Stir in the wine and cook for 1-2 minutes until most of it is absorbed.
Reduce heat to medium low and in one-cup increments, begin adding the broth, stirring for one minute after each addition. This will take 15-20 minutes but it’s important to do this process slowly so the rice cooks perfectly and becomes creamy.
Add salt, pepper and sage, stirring well. Stir in the cream, and once that’s heated through, stir in the butternut puree and Parmesan cheese. Taste and add more salt and pepper as needed.
Risotto, like pasta, should be served “al dente”. In Italian, this translates to “to the tooth”, which means it should have a bit of a firmness, or bite, to it.
Umbria is a comfortable place for me. Having lived in Italy, I know the language and I know how the country works (and doesn’t). Umbria is somewhat of throwback Italy for me, before it became so industrialized and touristy. In 2014, we rented a villa near Perugia, hired a personal chef. She emailed me to ask what dishes we’d specifically like to request, and without hesitation, I said “cinghiale ragu”. It’s wild boar (which we don’t get in this here parts) slow cooked in tomatoes and served over my favorite pasta, pappardelle. Although I can’t get wild boar to cook at home, I get the gamiest beef or pork I can find and try my best. Here’s a recipe for authentic Cinghiale ragu is you can find it.

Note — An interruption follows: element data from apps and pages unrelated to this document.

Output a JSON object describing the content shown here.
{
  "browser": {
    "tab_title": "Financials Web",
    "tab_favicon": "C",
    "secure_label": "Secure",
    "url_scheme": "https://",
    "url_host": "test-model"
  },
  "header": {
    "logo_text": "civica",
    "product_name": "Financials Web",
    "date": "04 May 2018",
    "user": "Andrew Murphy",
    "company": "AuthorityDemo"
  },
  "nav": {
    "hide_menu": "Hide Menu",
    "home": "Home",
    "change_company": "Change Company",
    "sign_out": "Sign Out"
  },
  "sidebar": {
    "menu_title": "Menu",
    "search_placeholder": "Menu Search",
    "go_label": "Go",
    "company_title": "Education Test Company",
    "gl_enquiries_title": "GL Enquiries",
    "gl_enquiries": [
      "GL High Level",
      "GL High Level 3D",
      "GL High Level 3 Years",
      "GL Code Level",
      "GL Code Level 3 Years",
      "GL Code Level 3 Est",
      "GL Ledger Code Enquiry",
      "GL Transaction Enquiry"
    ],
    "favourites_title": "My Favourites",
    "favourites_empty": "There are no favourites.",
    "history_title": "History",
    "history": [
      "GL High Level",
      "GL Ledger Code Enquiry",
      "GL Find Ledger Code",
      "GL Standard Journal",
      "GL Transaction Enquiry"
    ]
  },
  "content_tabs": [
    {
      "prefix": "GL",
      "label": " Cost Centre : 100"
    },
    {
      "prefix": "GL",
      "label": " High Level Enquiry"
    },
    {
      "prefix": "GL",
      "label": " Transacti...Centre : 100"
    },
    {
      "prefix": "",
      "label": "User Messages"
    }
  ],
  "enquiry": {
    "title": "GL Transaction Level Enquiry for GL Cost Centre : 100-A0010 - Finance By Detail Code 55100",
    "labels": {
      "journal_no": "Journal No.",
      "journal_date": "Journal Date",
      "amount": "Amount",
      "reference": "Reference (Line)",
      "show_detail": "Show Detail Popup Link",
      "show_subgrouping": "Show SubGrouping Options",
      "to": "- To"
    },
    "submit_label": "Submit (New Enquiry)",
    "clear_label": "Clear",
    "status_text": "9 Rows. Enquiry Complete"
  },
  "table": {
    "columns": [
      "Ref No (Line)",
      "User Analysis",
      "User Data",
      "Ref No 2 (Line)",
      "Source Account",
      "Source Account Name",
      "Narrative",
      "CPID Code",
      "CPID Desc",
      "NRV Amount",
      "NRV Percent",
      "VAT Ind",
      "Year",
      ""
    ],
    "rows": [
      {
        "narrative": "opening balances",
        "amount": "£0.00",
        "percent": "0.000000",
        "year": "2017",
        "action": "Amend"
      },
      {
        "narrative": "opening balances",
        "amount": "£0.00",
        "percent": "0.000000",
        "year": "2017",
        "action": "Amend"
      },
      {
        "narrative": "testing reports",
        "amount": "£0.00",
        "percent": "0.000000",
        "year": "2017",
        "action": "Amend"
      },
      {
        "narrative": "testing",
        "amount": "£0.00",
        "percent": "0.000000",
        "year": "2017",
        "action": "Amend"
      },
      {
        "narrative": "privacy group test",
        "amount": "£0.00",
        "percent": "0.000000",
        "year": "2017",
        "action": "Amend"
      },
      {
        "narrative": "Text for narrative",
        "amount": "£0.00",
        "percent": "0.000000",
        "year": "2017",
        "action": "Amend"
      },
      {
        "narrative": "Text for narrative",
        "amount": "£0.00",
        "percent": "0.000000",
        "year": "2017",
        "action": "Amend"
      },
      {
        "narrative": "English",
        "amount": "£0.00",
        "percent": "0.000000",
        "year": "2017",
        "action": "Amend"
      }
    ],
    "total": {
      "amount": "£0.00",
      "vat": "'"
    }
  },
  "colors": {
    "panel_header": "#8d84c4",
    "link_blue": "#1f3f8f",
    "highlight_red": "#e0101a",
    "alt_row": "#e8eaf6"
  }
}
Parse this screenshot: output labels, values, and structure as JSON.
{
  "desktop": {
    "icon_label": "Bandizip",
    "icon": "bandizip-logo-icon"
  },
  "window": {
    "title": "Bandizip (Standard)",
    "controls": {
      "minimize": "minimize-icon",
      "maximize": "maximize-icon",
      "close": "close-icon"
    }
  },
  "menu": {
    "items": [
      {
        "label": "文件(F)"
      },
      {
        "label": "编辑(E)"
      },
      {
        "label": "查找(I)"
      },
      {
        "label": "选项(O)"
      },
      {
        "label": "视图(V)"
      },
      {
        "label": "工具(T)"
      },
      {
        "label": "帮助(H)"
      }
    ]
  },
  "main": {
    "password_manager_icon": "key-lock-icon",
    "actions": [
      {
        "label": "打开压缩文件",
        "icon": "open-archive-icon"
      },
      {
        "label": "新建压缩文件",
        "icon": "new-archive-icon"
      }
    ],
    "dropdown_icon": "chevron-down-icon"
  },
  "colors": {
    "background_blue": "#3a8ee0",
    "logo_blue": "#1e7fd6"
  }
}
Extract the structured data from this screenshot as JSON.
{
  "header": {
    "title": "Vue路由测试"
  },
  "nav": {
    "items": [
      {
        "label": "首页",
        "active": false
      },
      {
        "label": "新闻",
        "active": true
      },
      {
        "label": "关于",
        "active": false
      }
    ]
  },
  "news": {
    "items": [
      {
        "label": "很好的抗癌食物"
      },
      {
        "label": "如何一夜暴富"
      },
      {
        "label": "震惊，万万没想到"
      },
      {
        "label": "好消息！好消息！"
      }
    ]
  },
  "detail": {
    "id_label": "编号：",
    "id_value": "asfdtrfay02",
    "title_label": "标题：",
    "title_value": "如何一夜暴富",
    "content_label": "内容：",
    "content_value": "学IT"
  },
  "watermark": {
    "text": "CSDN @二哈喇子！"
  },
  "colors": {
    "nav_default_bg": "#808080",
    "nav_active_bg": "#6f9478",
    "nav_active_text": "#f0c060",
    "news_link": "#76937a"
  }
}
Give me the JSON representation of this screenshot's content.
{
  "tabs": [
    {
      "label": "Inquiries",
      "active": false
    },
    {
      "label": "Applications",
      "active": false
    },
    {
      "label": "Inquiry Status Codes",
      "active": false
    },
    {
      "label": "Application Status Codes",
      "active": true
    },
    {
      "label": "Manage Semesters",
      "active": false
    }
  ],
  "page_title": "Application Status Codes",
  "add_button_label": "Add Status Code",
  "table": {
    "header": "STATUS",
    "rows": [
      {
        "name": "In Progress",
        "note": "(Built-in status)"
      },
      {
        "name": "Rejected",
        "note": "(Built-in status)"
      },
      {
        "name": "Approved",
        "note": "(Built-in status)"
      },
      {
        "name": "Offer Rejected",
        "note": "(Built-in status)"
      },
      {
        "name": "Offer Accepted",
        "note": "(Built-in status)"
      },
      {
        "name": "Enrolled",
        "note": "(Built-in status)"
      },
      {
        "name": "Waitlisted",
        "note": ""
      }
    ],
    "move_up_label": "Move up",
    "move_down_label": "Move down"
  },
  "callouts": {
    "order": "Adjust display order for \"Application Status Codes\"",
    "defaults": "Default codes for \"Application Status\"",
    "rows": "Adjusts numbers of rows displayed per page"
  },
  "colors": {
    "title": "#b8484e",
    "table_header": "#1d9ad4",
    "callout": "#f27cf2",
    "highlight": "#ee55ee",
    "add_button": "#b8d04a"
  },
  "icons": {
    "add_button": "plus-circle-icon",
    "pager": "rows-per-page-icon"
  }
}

We spent a lot of time in Germany when we lived in Europe. We loved the cleanliness and efficiency of the country and the sites presented quite a contrast to what we were used to in Italy. Because I had young kids at the time, it was often a struggle to find a good restaurant where the adults could try the local fare yet the menu also offered something more traditional for the kids. In Germany, it was schnitzel (basically one big chicken nugget) that won my kids over, but also the adults. It’s a much more refined, delicate preparation that more like chicken nugget haute cuisine.
Here’s my favorite recipe for Schnitzel from my friend Lisa at Panning the Globe.